I have on occasions been accused from certain nationalist quarters in Wales of being lukewarm about devolution – a “devo-sceptic” as it is termed in the lexicon of post-devolution political journalism.

That is an accusation I flatly reject. On the contrary, I am a strong believer in the devolution of decision-making to the most appropriate level; and I also believe in government at all levels that is accountable to the people who elect it.

Devolution is here to stay. For the people of Scotland, Wales and Northern Ireland it delivers the best of both worlds; important decisions made in Edinburgh, Cardiff and Belfast and the benefits that come with being part of a greater United Kingdom.

And devolution is not static. It must evolve as we constantly seek to do what is best for each constituent part of the UK.

In Wales, for example, it was this Government that delivered a referendum on further law-making powers for the Assembly in 2011 and it was we who set up a Commission under the chairmanship of Paul Silk (“the Silk Commission”) to look at the Assembly’s powers.

And devolution in Wales continues to evolve. Earlier this month, we announced that we will implement almost all recommendations made in the Silk Commission’s first report. We are devolving a package of tax and borrowing powers to the Assembly and the Welsh Government – powers which are already being devolved to Scotland – which will give the Welsh Government the tools to invest in Wales and make the Assembly and the Welsh Government more accountable to the people in Wales who elect them.

It is only right that our elected representatives think carefully about how they spend taxpayers’ money, and are held accountable for the money they spend.

Since devolution the Assembly and the Welsh Government have been accountable for how they spend taxpayers’ money.

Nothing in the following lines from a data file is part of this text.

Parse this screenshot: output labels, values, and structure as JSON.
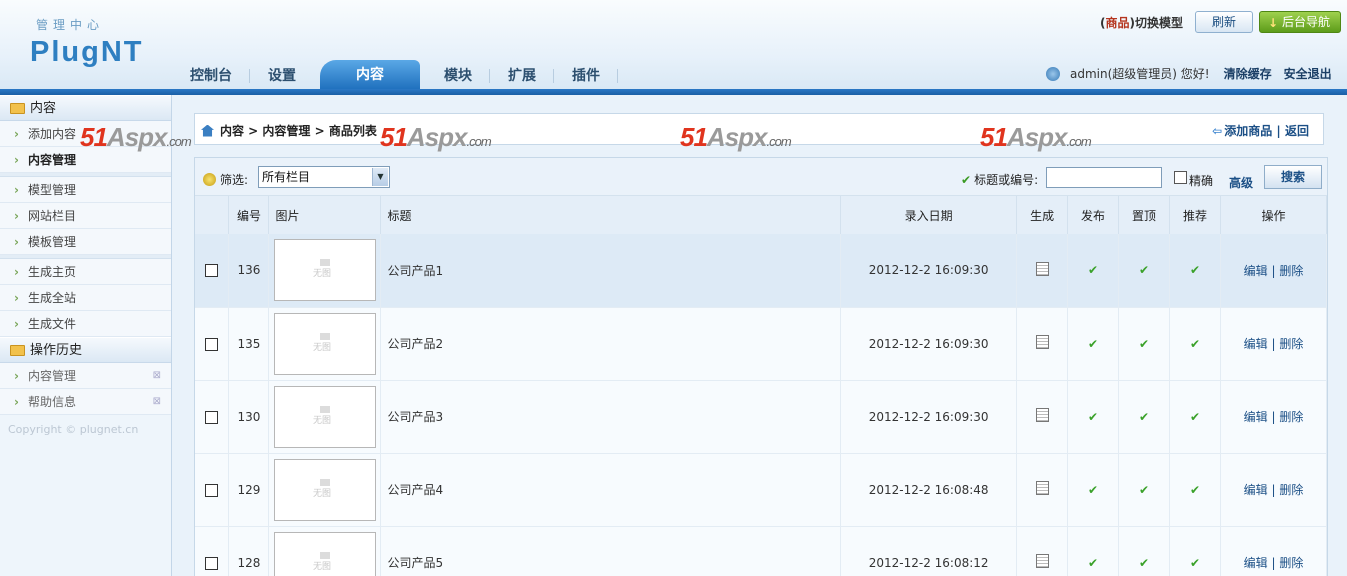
{
  "header": {
    "logo_sub": "管理中心",
    "logo": "PlugNT",
    "model_prefix": "(",
    "model_name": "商品",
    "model_suffix": ")切换模型",
    "refresh_label": "刷新",
    "nav_label": "后台导航",
    "nav": [
      {
        "label": "控制台",
        "active": false
      },
      {
        "label": "设置",
        "active": false
      },
      {
        "label": "内容",
        "active": true
      },
      {
        "label": "模块",
        "active": false
      },
      {
        "label": "扩展",
        "active": false
      },
      {
        "label": "插件",
        "active": false
      }
    ],
    "user_text": "admin(超级管理员) 您好!",
    "clear_cache": "清除缓存",
    "logout": "安全退出"
  },
  "sidebar": {
    "section1": "内容",
    "items1": [
      "添加内容",
      "内容管理"
    ],
    "items2": [
      "模型管理",
      "网站栏目",
      "模板管理"
    ],
    "items3": [
      "生成主页",
      "生成全站",
      "生成文件"
    ],
    "section2": "操作历史",
    "history": [
      "内容管理",
      "帮助信息"
    ],
    "copyright": "Copyright © plugnet.cn"
  },
  "breadcrumb": {
    "text": "内容 > 内容管理 > 商品列表",
    "add_label": "添加商品",
    "back_label": "返回"
  },
  "watermark": {
    "a": "51",
    "b": "Aspx",
    "c": ".com"
  },
  "filter": {
    "label": "筛选:",
    "selected": "所有栏目",
    "search_label": "标题或编号:",
    "search_value": "",
    "exact_label": "精确",
    "advanced_label": "高级",
    "search_button": "搜索"
  },
  "table": {
    "headers": {
      "id": "编号",
      "image": "图片",
      "title": "标题",
      "date": "录入日期",
      "generate": "生成",
      "publish": "发布",
      "top": "置顶",
      "recommend": "推荐",
      "ops": "操作"
    },
    "no_image": "无图",
    "edit": "编辑",
    "delete": "删除",
    "rows": [
      {
        "id": "136",
        "title": "公司产品1",
        "date": "2012-12-2 16:09:30"
      },
      {
        "id": "135",
        "title": "公司产品2",
        "date": "2012-12-2 16:09:30"
      },
      {
        "id": "130",
        "title": "公司产品3",
        "date": "2012-12-2 16:09:30"
      },
      {
        "id": "129",
        "title": "公司产品4",
        "date": "2012-12-2 16:08:48"
      },
      {
        "id": "128",
        "title": "公司产品5",
        "date": "2012-12-2 16:08:12"
      }
    ]
  }
}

Now they will also be more accountable for how they spend it.

It is, after all, the easiest thing in the world to spend other people’s money; it’s an altogether different thing to explain why they should hand it over.

The Silk Commission will publish its second and final report in the spring, looking at where the Welsh devolution settlement needs to be modified to make it work better. We will of course be looking carefully at the recommendations the Commission makes, and how devolution in Wales can be made to work even better.


As a Government, we are strong believers in the importance of localism.

Devolution is part of the way we are delivering localism in Northern Ireland, Scotland and Wales.

And we are delivering localism in England, too, by empowering councils to deliver for the people they serve; and by agreeing new city deals with our urban centres, including here in the North East, so that they can focus on delivering prosperity and economic growth.

These changes are about decision making at the right level and they are happening across the UK. Councils in the North East – including here in Durham – have been working together on proposals to create a Combined Authority from April next year, to work more closely to support economic growth in areas such as skills, transport and investment.

This all demonstrates that our Union is flexible and adaptable to meet the evolving needs of different parts of the United Kingdom.

They show the benefits of the United Kingdom working together.

As we have demonstrated, by staying together we can achieve so much more.


In summary, our United Kingdom is a family of nations with shared values and culture and a strong sense of mutual dependence.

I believe that our current approach to devolution – evolving settlements, avoiding one size fits all – is right, and should continue. It provides flexibility, and can constantly adapt to changing circumstances. I believe that is what people in Scotland, and in Wales, really want, and what this Government has been delivering.

Our four nations have different histories, different institutions and different relationships with each other and it is right that they have different frameworks of Government which best meet their needs, whilst benefiting from being part of a strong, successful and continuing United Kingdom.

The biggest advantage by far that the four nations of our Union have on the world stage is that they are constituent parts of our shared United Kingdom.

And I believe that for each and every one of those nations – including Scotland – we are “better together”.